Dame Rennie Fitchie, the Commissioner for Public Appointments, announced yesterday that she will investigate the figures as part of a wide-ranging inquiry into allegations of political bias in the allocation of NHS posts.
Simon Hughes, the Liberal Democrat health spokesman, said: "It is completely unacceptable that a government, whatever its political colour, thinks that it can appoint its own mates to important public-service jobs. This is a clear example of jobs for the girls and boys at a time when we need people who are independent and will stand up to the Government to make sure it keeps its promises on things like waiting lists."
Mr Hughes called on the Government to take the appointments process out of the hands of ministers and pass them to an all-party Select Committee, as in the United States.

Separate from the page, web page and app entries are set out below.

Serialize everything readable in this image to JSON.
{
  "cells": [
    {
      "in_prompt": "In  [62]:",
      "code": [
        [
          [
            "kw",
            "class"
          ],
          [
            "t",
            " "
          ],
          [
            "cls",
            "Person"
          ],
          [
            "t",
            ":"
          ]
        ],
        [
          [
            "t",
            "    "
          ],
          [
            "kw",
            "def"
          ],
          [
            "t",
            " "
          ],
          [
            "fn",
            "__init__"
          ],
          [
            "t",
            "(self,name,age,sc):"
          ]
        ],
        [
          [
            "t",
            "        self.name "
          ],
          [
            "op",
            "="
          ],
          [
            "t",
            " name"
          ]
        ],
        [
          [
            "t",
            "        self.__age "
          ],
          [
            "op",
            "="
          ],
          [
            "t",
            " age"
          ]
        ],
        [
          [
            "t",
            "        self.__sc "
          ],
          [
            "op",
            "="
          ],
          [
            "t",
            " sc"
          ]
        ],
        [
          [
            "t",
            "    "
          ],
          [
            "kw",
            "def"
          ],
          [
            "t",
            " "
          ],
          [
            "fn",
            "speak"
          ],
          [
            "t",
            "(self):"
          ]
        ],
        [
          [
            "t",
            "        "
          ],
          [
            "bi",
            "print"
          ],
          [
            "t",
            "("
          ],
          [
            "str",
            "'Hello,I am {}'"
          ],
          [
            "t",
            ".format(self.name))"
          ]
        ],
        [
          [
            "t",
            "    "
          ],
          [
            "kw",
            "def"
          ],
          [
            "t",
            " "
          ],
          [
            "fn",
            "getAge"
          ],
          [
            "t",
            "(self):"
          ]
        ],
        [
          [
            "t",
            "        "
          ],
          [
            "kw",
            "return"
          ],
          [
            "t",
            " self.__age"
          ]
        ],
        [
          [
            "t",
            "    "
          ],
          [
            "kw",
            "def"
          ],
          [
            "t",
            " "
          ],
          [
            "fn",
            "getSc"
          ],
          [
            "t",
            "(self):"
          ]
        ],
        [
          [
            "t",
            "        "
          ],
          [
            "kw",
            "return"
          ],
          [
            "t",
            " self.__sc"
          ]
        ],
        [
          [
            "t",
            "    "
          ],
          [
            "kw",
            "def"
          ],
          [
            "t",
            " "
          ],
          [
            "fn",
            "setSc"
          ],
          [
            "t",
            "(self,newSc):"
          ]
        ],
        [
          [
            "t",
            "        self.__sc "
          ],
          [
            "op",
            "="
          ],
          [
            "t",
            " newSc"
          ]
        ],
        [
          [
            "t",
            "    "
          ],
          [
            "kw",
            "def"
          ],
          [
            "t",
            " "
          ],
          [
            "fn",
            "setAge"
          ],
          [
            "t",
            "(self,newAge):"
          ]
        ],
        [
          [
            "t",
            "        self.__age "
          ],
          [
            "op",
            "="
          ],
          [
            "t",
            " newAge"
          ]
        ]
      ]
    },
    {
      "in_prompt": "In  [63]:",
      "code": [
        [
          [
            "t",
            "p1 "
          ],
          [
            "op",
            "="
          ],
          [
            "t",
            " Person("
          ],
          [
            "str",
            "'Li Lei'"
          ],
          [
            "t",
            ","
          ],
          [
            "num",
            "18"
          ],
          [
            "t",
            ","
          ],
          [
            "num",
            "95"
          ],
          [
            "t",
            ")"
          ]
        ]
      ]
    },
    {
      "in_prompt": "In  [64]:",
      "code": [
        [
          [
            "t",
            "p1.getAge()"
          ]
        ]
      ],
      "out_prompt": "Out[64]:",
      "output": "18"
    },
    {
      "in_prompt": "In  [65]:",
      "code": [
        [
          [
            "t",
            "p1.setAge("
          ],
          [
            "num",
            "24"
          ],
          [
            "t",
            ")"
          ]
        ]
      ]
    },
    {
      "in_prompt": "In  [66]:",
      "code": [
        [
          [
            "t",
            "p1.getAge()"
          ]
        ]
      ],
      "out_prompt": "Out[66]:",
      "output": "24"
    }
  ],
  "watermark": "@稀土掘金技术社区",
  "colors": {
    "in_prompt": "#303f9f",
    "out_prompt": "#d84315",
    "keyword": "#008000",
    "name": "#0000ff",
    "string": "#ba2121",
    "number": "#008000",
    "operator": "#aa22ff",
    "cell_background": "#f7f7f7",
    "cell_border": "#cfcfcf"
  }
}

The decision by Dame Rennie follows the publication of the Department of Health's latest annual report on appointments to trust boards across England. The figures show that the number of Labour supporters with non- executive directorships soared from 226 last year to 416 this year.
By contrast, the number of Tory appointments has risen only slightly from 91 to 111. More than 20 per cent of all top trust posts are occupied by Labour activists, compared with 5 per cent by Tories and 2.4 per cent by Liberal Democrats.
The position is similar among health authorities, with Labour having four times as many non-executive directors as the Conservatives. Of those who declare political activism, 126 directors are Labour, 30 are Tory and 20 Liberal Democrats. Among those who chair the health authorities, 25 are Labour, with 12 Tories and seven Liberals. Some of the posts are eligible for salaries of up to pounds 19,000, and many are filled by Labour councillors.
The statistics come after mounting criticism that the Government is abusing the appointments system. Labour also faces allegations of hypocrisy because, during its time in opposition, it accused the Tories of "packing" NHS trusts and health authorities with their own supporters. Frank Dobson, the Health Secretary, has repeatedly dismissed suggestions of bias, but Dame Rennie's office said yesterday that the inquiry will "pay particular attention to the attraction and selection of politically active and politically nominated candidates".
It will examine records of appointments at the NHS Executive and regional offices, examine the current round of appointments, and take as examples the North West and Northern and Yorkshire health regions.
The controversy was fuelled last month by the last-minuteappointment of a member of Tony Blair's local Labour club to chair South Durham NHS Trust.Reuse content